> _TASK OBJECTIVE_
Every line of the data that includes "CouponsAndPromotions" should be copied out.
** Opening GIVEN RECORDS block **
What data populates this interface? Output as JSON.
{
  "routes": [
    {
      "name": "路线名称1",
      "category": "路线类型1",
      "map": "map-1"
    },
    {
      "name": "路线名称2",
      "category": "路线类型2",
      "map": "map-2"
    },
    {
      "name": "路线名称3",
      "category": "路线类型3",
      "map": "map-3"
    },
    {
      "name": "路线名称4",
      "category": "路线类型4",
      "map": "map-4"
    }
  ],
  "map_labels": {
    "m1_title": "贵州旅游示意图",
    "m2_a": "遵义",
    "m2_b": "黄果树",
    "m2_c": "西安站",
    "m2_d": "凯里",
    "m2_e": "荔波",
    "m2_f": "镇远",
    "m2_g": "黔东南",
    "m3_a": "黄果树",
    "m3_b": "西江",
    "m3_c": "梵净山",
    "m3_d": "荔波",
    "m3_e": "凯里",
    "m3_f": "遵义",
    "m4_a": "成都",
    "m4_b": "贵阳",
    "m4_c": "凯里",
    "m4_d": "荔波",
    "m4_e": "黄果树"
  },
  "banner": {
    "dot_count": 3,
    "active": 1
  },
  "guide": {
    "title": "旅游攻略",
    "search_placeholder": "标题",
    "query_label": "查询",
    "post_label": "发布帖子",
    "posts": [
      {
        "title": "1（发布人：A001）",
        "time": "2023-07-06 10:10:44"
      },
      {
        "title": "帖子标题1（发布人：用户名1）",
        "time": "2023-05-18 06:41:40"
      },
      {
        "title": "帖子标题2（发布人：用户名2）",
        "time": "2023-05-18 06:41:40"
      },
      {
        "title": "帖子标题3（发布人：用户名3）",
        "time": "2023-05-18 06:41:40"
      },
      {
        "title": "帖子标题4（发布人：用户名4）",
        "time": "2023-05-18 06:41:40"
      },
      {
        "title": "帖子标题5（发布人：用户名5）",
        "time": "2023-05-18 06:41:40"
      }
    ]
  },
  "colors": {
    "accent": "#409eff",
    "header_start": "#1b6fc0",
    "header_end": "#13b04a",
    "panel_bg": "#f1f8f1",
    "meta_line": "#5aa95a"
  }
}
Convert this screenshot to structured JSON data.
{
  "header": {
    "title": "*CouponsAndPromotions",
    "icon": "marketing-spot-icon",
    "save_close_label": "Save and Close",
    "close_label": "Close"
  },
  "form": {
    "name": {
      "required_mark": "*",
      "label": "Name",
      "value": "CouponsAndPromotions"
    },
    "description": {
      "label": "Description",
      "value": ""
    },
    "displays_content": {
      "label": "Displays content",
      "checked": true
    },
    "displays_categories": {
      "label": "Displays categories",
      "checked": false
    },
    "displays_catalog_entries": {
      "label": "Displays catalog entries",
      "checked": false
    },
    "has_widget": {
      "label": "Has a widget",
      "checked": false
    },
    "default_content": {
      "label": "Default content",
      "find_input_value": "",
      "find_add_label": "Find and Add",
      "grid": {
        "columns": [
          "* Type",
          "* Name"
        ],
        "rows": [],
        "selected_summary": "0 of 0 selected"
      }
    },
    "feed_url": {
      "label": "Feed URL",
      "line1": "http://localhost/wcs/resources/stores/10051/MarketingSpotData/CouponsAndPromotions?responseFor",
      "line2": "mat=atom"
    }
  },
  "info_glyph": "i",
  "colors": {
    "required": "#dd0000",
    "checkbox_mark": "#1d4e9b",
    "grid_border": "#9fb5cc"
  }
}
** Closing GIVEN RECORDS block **
> _TASK OUTPUT_
    "title": "*CouponsAndPromotions",
      "value": "CouponsAndPromotions"
      "line1": "http://localhost/wcs/resources/stores/10051/MarketingSpotData/CouponsAndPromotions?responseFor",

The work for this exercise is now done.